Dakota State seeks funds to expand IT programs
By ELISA SAND, Staff Reporter
South Dakota legislators advanced a funding request for Dakota State University to expand its cyber security programs out of committee and to the full Senate for consideration.|
DSU President David Borofsky appeared before the Senate Appropriations committee with Senate Majority Leader Russell Olson last week to ask for $900,000 to cover the cost of adding four new faculty members over a three-year period.
"At the end of four years, we'll have what we need to set the program on a path to move forward, and the program would be self-sufficient with the program enrollment," Borofsky said.
Committee members heard testimony on Thursday but deferred action until Tuesday's committee meeting, at which time the board approved the request, replacing the $900,000 request with $1. The bill was to go before the full Senate on Wednesday (today).
In an e-mail Tuesday afternoon, Olson said, replacing the dollar amount with $1 is part of the appropriations process when any spending bill is under consideration. That way, a bill can be argued on its merit.
"The dollar is good news and means the bill should leave the Senate (Wednesday) and we will amend on the House side with a dollar amount," he said.
Olson said he's had great reception to the bill so far and hopes the House agrees that $900,000 is an appropriate amount.
During Thursday's testimony, Olson said that DSU is facing a once-in-a-generation opportunity to acquire property within the city of Madison that would expand the campus.
"We have a unique opportunity with SB236," Olson said. "We have a privately owned hospital in Madison that has made the decision to move forward with a $36 million facility.
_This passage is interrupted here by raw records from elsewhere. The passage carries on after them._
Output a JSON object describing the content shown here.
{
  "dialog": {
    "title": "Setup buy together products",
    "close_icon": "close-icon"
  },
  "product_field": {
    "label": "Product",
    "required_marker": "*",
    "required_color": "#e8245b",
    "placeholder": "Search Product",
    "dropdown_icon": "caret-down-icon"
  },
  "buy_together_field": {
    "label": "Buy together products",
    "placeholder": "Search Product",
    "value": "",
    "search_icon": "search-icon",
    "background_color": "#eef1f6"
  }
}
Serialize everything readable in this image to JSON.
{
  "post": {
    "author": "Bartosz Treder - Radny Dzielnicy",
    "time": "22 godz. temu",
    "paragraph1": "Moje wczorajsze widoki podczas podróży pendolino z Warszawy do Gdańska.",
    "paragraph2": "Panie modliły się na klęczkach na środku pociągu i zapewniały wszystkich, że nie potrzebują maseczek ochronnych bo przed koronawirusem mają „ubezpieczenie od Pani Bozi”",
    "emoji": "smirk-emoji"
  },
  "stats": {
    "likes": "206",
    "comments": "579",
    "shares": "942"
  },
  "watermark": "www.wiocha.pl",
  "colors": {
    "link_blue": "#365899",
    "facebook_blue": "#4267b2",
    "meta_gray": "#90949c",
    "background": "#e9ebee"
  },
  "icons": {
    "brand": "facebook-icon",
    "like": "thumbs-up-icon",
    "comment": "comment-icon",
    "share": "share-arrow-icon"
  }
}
Everything south and north of the hospital is the DSU campus."
DSU had initially developed plans to build an information technology building on campus, and a portion of the fund-raising efforts through the university's Capital Campaign was directed toward that effort.
Additionally, Higher Education Financing Funds (HEFF) have been earmarked for a signature IT building at DSU.
Borofsky said the funds earmarked for the IT building will now be redirected toward the purchase and renovation of the hospital, which is 10,000 square feet larger than the proposed IT building.
Borofsky said the funding will be used in phases, hiring two new faculty members the first year and one each the next two years.
"$900,000 isn't chump change, but it's realistic dollars," Olson said, explaining that he initially thought the university would need closer to $2 million to expand its programs.
"DSU crunched the numbers and came up with $900,000," Olson said.
Olson also pointed to DSU's unique position in the cyber security world with its 2012 designation as one of four Centers of Academic Excellence in Cyber Operations by the National Security Agency.
"We're out in front of the cyber security world," he said. "Other universities are coming to us asking for advice."
Borofsky said the funds will allow DSU to expand program sections on campus and also to obtain the expertise in other areas the university has been considering for new programs.
Borofsky said the additional faculty will provide the necessary support staff to expand enrollment in the doctoral program.
Jack Warner, executive director of the South Dakota Board of Regents, said the opportunity to purchase the building came after the Regents prepared their requests for the Legislature.
"DSU has a Center of Excellence in a cluster of IT programs," Warner said. "The board supports that mission and is interested in seeing that grow. We support the notion that lies behind this."
Asked if there were grant funds available for expanding personnel, Borofsky said that DSU has worked with the NSA regarding curriculum development, but the NSA looks to see matching dollars and investments of state funds in the programs as well.